Hospital chiefs criticised by the national health watchdog for appalling dignity standards of elderly patients have blamed the failings on staff shortages and the ethnic diversity of the area.

Sandwell Hospital is awaiting a third unannounced visit from the Care Quality Commission (CQC) after two other inspections of a stroke ward failed to meet standards on privacy and dignity.

Shocking examples at Newton Four ward in the CQC report included a woman having to use the lavatory in view of other patients.

When inspectors returned in August, they again ruled standards were dire after an incontinent patient was left soiled and unwashed for an hour-and-a-half despite asking staff for help.

Rachel Overfield, the chief nurse at Sandwell and West Birmingham NHS Trust, which runs the hospital in West Bromwich, said staff shortages and the ethnic diversity of the area had played a part.

Use of agency nurses to cover for vacancies and sickness also had an impact as they are not as familiar with hospital systems, she added.

Miss Overfield said: “One of the issues is the diversity of people we are trying to serve. Privacy and dignity means different things to different cultural groups and we have a diverse number of patients and staff.

“Staffing levels undoubtedly are an issue. There will always be odd shifts on odd days when people call in sick at the last minute.

“Those days are reliant on good systems escalating the problem and getting a response.

“When the CQC came in March, that escalation system had failed so there were not enough staff on the shift.
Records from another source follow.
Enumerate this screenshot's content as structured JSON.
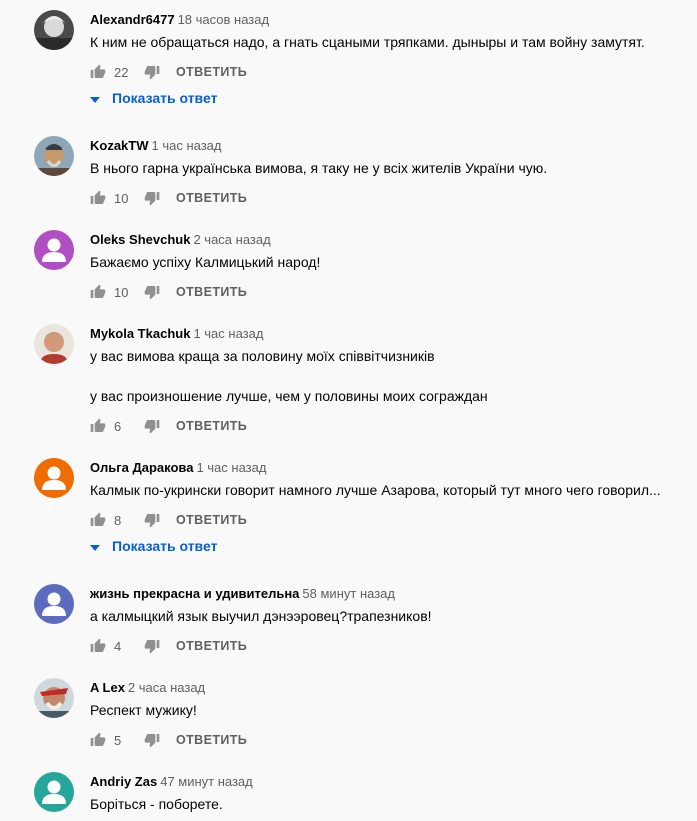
{
  "comments": [
    {
      "author": "Alexandr6477",
      "time": "18 часов назад",
      "text": [
        "К ним не обращаться надо, а гнать сцаными тряпками.  дыныры и там войну замутят."
      ],
      "likes": "22",
      "reply": "ОТВЕТИТЬ",
      "show_reply": "Показать ответ",
      "avatar": "photo"
    },
    {
      "author": "KozakTW",
      "time": "1 час назад",
      "text": [
        "В нього гарна українська вимова, я таку не у всіх жителів України чую."
      ],
      "likes": "10",
      "reply": "ОТВЕТИТЬ",
      "avatar": "photo"
    },
    {
      "author": "Oleks Shevchuk",
      "time": "2 часа назад",
      "text": [
        "Бажаємо успіху Калмицький народ!"
      ],
      "likes": "10",
      "reply": "ОТВЕТИТЬ",
      "avatar": "default",
      "avatar_color": "#b04ec4"
    },
    {
      "author": "Mykola Tkachuk",
      "time": "1 час назад",
      "text": [
        "у вас вимова краща за половину моїх співвітчизників",
        "у вас произношение лучше, чем у половины моих сограждан"
      ],
      "likes": "6",
      "reply": "ОТВЕТИТЬ",
      "avatar": "photo"
    },
    {
      "author": "Ольга Даракова",
      "time": "1 час назад",
      "text": [
        "Калмык по-укрински говорит намного лучше Азарова, который тут много чего говорил..."
      ],
      "likes": "8",
      "reply": "ОТВЕТИТЬ",
      "show_reply": "Показать ответ",
      "avatar": "default",
      "avatar_color": "#ef6c00"
    },
    {
      "author": "жизнь прекрасна и удивительна",
      "time": "58 минут назад",
      "text": [
        "а калмыцкий язык выучил дэнээровец?трапезников!"
      ],
      "likes": "4",
      "reply": "ОТВЕТИТЬ",
      "avatar": "default",
      "avatar_color": "#5c6bc0"
    },
    {
      "author": "A Lex",
      "time": "2 часа назад",
      "text": [
        "Респект мужику!"
      ],
      "likes": "5",
      "reply": "ОТВЕТИТЬ",
      "avatar": "photo"
    },
    {
      "author": "Andriy Zas",
      "time": "47 минут назад",
      "text": [
        "Боріться - поборете."
      ],
      "avatar": "default",
      "avatar_color": "#26a69a"
    }
  ]
}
But 99 times out of 100 the system works and bank and agency nurses fill the gap. It was really unfortunate that day.”

She added: “We need to build up patient confidence again but it’s important to note the CQC inspected five wards and only found a problem with one,” said Miss Overfield.

“Newton Four is a stroke ward with acute patients, those having rehabilitation and some at the end of their life and they all have different needs. This report was a ‘penny dropping’ moment for all of us.
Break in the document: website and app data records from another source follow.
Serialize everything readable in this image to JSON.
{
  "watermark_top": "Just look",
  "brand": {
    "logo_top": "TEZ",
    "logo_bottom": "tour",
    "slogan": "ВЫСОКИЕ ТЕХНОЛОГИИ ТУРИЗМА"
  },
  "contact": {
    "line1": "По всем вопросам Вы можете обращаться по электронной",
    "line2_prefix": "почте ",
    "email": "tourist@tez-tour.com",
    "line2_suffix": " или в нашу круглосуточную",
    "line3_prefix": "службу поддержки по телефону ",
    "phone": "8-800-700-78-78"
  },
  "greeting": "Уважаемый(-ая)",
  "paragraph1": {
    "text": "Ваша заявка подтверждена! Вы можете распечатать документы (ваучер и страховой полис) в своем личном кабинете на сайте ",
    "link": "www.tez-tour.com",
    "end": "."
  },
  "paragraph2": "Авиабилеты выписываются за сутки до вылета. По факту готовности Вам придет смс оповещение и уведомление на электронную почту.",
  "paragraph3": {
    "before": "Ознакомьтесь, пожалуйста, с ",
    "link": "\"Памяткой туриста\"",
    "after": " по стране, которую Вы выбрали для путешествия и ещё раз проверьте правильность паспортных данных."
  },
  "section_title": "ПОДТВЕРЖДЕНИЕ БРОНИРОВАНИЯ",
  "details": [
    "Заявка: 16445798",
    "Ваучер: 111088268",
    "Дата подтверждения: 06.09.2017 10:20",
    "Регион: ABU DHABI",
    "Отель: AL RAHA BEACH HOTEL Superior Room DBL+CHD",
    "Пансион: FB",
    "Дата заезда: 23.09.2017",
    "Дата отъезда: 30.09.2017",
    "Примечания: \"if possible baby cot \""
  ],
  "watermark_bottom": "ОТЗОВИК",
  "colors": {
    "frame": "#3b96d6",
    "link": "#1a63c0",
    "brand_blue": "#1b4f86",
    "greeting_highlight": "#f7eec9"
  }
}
“Sometimes these inspections prompt us to think outside the box. Since then, the ward has been changed so rehabilitation patients and the new stroke patients are treated in separate wards. I have no doubt staff know what to do and it is about getting them to do it all the time.”

Trust bosses are now working on a plan to encourage a “regime of constant vigilance” to make every hospital worker, patient and visitor feel confident in speaking up when they see failings.
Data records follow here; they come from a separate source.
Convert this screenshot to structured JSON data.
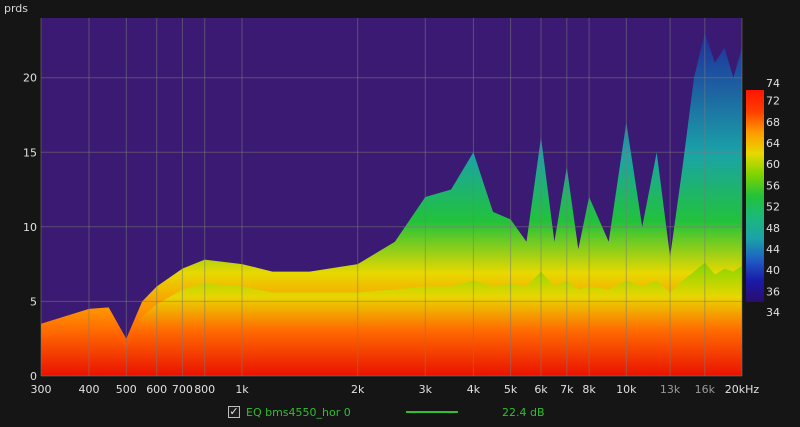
{
  "chart_data": {
    "type": "heatmap",
    "title": "",
    "ylabel": "prds",
    "xlabel": "",
    "x_scale": "log",
    "xlim": [
      300,
      20000
    ],
    "ylim": [
      0,
      24
    ],
    "x_ticks": [
      300,
      400,
      500,
      600,
      700,
      800,
      1000,
      2000,
      3000,
      4000,
      5000,
      6000,
      7000,
      8000,
      10000,
      13000,
      16000,
      20000
    ],
    "x_tick_labels": [
      "300",
      "400",
      "500",
      "600",
      "700",
      "800",
      "1k",
      "2k",
      "3k",
      "4k",
      "5k",
      "6k",
      "7k",
      "8k",
      "10k",
      "13k",
      "16k",
      "20kHz"
    ],
    "y_ticks": [
      0,
      5,
      10,
      15,
      20
    ],
    "y_tick_labels": [
      "0",
      "5",
      "10",
      "15",
      "20"
    ],
    "colorbar": {
      "min": 34,
      "max": 74,
      "ticks": [
        74,
        72,
        68,
        64,
        60,
        56,
        52,
        48,
        44,
        40,
        36,
        34
      ],
      "tick_labels": [
        "74",
        "72",
        "68",
        "64",
        "60",
        "56",
        "52",
        "48",
        "44",
        "40",
        "36",
        "34"
      ]
    },
    "background_color": "#3a1a72",
    "grid": true,
    "legend_placement": "bottom",
    "series": [
      {
        "name": "EQ bms4550_hor 0",
        "color": "#2fbf2f",
        "value_label": "22.4 dB"
      }
    ],
    "surface": {
      "description_values": "peak decay time in periods per frequency",
      "x": [
        300,
        400,
        450,
        500,
        550,
        600,
        700,
        800,
        1000,
        1200,
        1500,
        2000,
        2500,
        3000,
        3500,
        4000,
        4500,
        5000,
        5500,
        6000,
        6500,
        7000,
        7500,
        8000,
        9000,
        10000,
        11000,
        12000,
        13000,
        14000,
        15000,
        16000,
        17000,
        18000,
        19000,
        20000
      ],
      "top_y": [
        3.5,
        4.5,
        4.6,
        2.5,
        5.0,
        6.0,
        7.2,
        7.8,
        7.5,
        7.0,
        7.0,
        7.5,
        9.0,
        12.0,
        12.5,
        15.0,
        11.0,
        10.5,
        9.0,
        16.0,
        9.0,
        14.0,
        8.5,
        12.0,
        9.0,
        17.0,
        10.0,
        15.0,
        8.0,
        14.0,
        20.0,
        23.0,
        21.0,
        22.0,
        20.0,
        22.0
      ],
      "band_y": [
        2.5,
        3.2,
        3.4,
        1.8,
        4.0,
        4.8,
        5.8,
        6.2,
        6.0,
        5.6,
        5.6,
        5.6,
        5.8,
        6.0,
        6.0,
        6.4,
        6.0,
        6.2,
        6.0,
        7.0,
        6.0,
        6.4,
        5.8,
        6.0,
        5.8,
        6.4,
        6.0,
        6.4,
        5.6,
        6.4,
        7.0,
        7.6,
        6.8,
        7.2,
        7.0,
        7.4
      ]
    }
  }
}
Miss Overfield added: “In the past, inspections were dependant on evidence we gave to inspectors like clinical audits. Now they are more focused on what individual patients say on one individual day.

“Patients’ views in real time are important and we need to get better at listening to those views, but the downside is that it is just a snapshot.

“You can have a ward having a really bad day for reasons outside their control. You have to take that on the chin because patients on that ward had a bad experience. I’m sure there were other hospital trusts the CQC went to that were having a good day.”

Sue Davis, chairwoman of the Trust, is pushing for a more open culture in reporting issues among staff and has even asked hospital chaplains to speak up as they are around wards night and day.

“We are trying to get a message to everyone, particularly the staff,” said Mrs Davis. “We are encouraging a regime of constant vigilance so if you spot a problem, tell us about it.

“If the CQC sees something that isn’t good for patients on the day of the inspection, we need to be aware of it, but it is a big leap to suggest that is what’s happening most of the time.”